  • Cohen, Wesley M; Levinthal, Daniel A, (1990), “Absorptive capacity: A new perspective on learning and innovation”, Administrative Science Quarterly, Vol 35, Issue 1, pg 128-152
  • Zahra, Shaker A; George, Gerard, (2002), “Absorptive Capacity: A Review,Reconceptualization,and Extention”, Academy of Management Review, Vol 27, Issue 2, pg 185-203

The comments about weak network ties come largely from Tushman (1977) and developed by Hansen (1999). The background Wikipedia article on interpersonal ties is here.

  • Morten, Hansen, (1999), “The Search-Transfer Problem: The Role of Weak Ties in Sharing Knowledge across Organization Subunits”, Administrative Science Quarterly, Vol 44, Issue 1, pg 82-111
  • Tushman, Michael L, (1977), “Special Boundary Roles in the Innovation Process”, Administrative Science Quarterly, Vol 22, Issue 4, pg 587-605

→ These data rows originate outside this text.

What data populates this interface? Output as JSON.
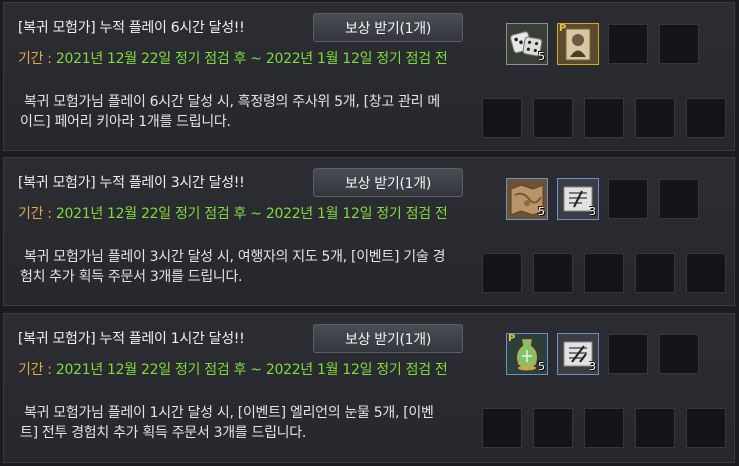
{
  "rewards": [
    {
      "title": "[복귀 모험가] 누적 플레이 6시간 달성!!",
      "button": "보상 받기(1개)",
      "period_label": "기간 :",
      "period_value": "2021년 12월 22일 정기 점검 후 ~ 2022년 1월 12일 정기 점검 전",
      "description": "복귀 모험가님 플레이 6시간 달성 시, 흑정령의 주사위 5개, [창고 관리 메이드] 페어리 키아라 1개를 드립니다.",
      "items": [
        {
          "icon": "dice-icon",
          "count": "5"
        },
        {
          "icon": "maid-scroll-icon",
          "count": ""
        }
      ]
    },
    {
      "title": "[복귀 모험가] 누적 플레이 3시간 달성!!",
      "button": "보상 받기(1개)",
      "period_label": "기간 :",
      "period_value": "2021년 12월 22일 정기 점검 후 ~ 2022년 1월 12일 정기 점검 전",
      "description": "복귀 모험가님 플레이 3시간 달성 시, 여행자의 지도 5개, [이벤트] 기술 경험치 추가 획득 주문서 3개를 드립니다.",
      "items": [
        {
          "icon": "traveler-map-icon",
          "count": "5"
        },
        {
          "icon": "skill-exp-scroll-icon",
          "count": "3"
        }
      ]
    },
    {
      "title": "[복귀 모험가] 누적 플레이 1시간 달성!!",
      "button": "보상 받기(1개)",
      "period_label": "기간 :",
      "period_value": "2021년 12월 22일 정기 점검 후 ~ 2022년 1월 12일 정기 점검 전",
      "description": "복귀 모험가님 플레이 1시간 달성 시, [이벤트] 엘리언의 눈물 5개, [이벤트] 전투 경험치 추가 획득 주문서 3개를 드립니다.",
      "items": [
        {
          "icon": "elion-tears-icon",
          "count": "5"
        },
        {
          "icon": "combat-exp-scroll-icon",
          "count": "3"
        }
      ]
    }
  ],
  "badge_letter": "P",
  "colors": {
    "period_label": "#e0a64a",
    "period_value": "#7fdc3a",
    "gold_border": "#d8a62a",
    "blue_border": "#6b8fcc"
  }
}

This is a different style of post to previous ones I’ve written. I’d be very grateful for comments on areas that need expanding / simplifying or just explained in a different way.  I hope to be writing more articles along similar lines as my current work with the iNETs is bringing all of this into sharp focus (if only from an academic research perspective).

Thanks

John

Feb 22

New profile photo

I normally don’t get too excited about photos of me, but when you’re thinking of changing your online image it’s quite a big deal.

Out with the old

I really like the image I’ve been using for the last 3 and a bit years, it was taken on holiday so is a bit relaxed but sufficiently smart to be used in a business context as well. Had I been thinking about using it as a portrait (which I obviously wasn’t) I would have made a couple of changes. The main change would have been to my glasses. They weren’t sunglasses but my normal ones go dark in sunlight, we were on the North Devon coast so there wasn’t much sun but evidently enough. I’d also get rid of the rucksack and probably pick a better background, etc, etc, etc.

However, I was generally very happy with that image, which is why I didn’t change it (other than the occasional twibbon).

In with the new

Then I took part in Ignite Bristol last October and was photographed by the excellent Simon Skies. To be honest, when the photos didn’t come out at the same time as the video went live (nearly 700 views and counting, and on the video wall for Ignite Phoenix as part of Global Ignite Week), I kind of forgot.

Simon now has the full slide show of shots from Ignite Bristol 3 up and while I’m still not sufficiently narcissistic to enjoy looking at photos of myself,  its a great shot and with Simon’s kind permission I’ll be using it around the web in future.